If you have an ACS member number, please enter it here so we can link this account to your membership. (optional)

ACS values your privacy. By submitting your information, you are gaining access to C&EN and subscribing to our weekly newsletter. We use the information you provide to make your reading experience better, and we will never sell your data to third party members.



Hydrogels And Aerogels From Melons

Chemists transform watermelon, promising carbonaceous materials

by Bethany Halford
April 22, 2013 | A version of this story appeared in Volume 91, Issue 16

Credit: ACS Nano
Aerogel made from watermelon is light enough to rest upon a dandelion.
An aerogel made from watermelon sits atop a dandelion.
Credit: ACS Nano
Aerogel made from watermelon is light enough to rest upon a dandelion.

Heating a juicy watermelon in an autoclave at 180 °C for 12 hours will not improve the flavor of this summertime treat. In fact, it transforms the material into something that’s black and inedible. But the burnt melon also happens to be a hydrogel—a spongelike material that could find use as an adsorbent, a catalyst support, an electrode material for batteries, or even a supercapacitor. Freeze-drying that watermelon-derived hydrogel produces an aerogel, a lightweight material that also has promising properties for catalysis and in electronic applications. The simple, environmentally friendly hydrogel and aerogel syntheses were discovered by An-Wu Xu of the University of Science & Technology of China, Xiangke Wang of the Chinese Academy of Sciences, and coworkers (ACS Nano, DOI: 10.1021/nn400566d). Furthering the fruits of their labor, the researchers also laced the aerogels with Fe3O4 nanoparticles, creating a magnetite-carbon aerogel.

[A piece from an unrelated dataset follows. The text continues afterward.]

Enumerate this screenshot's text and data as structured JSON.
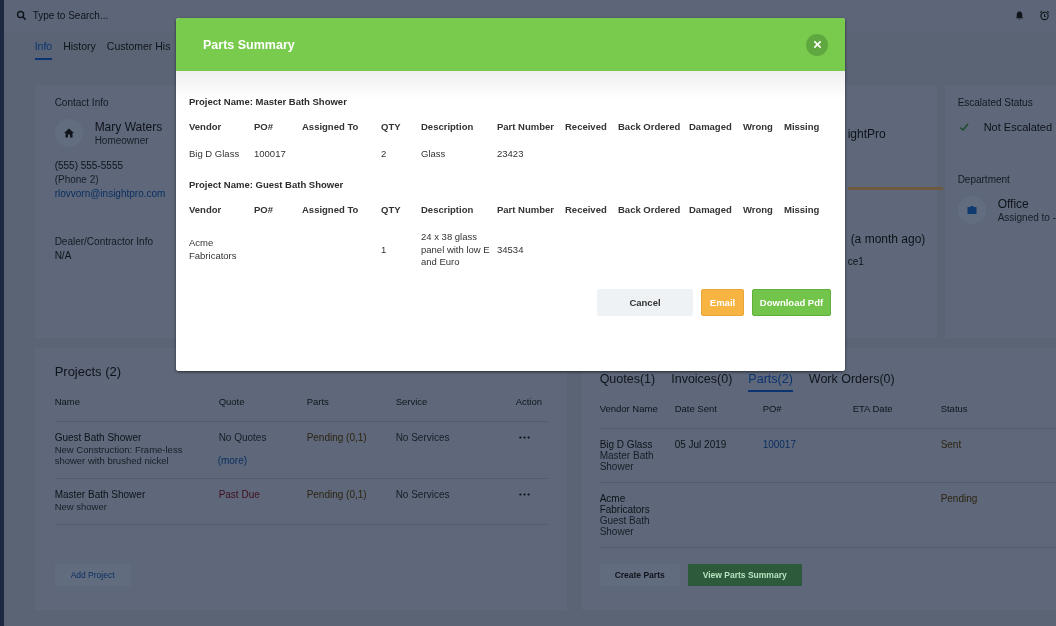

They demonstrated that this composite aerogel could be a promising material for storing energy.


This article has been sent to the following recipient:

Chemistry matters. Join us to get the news you need.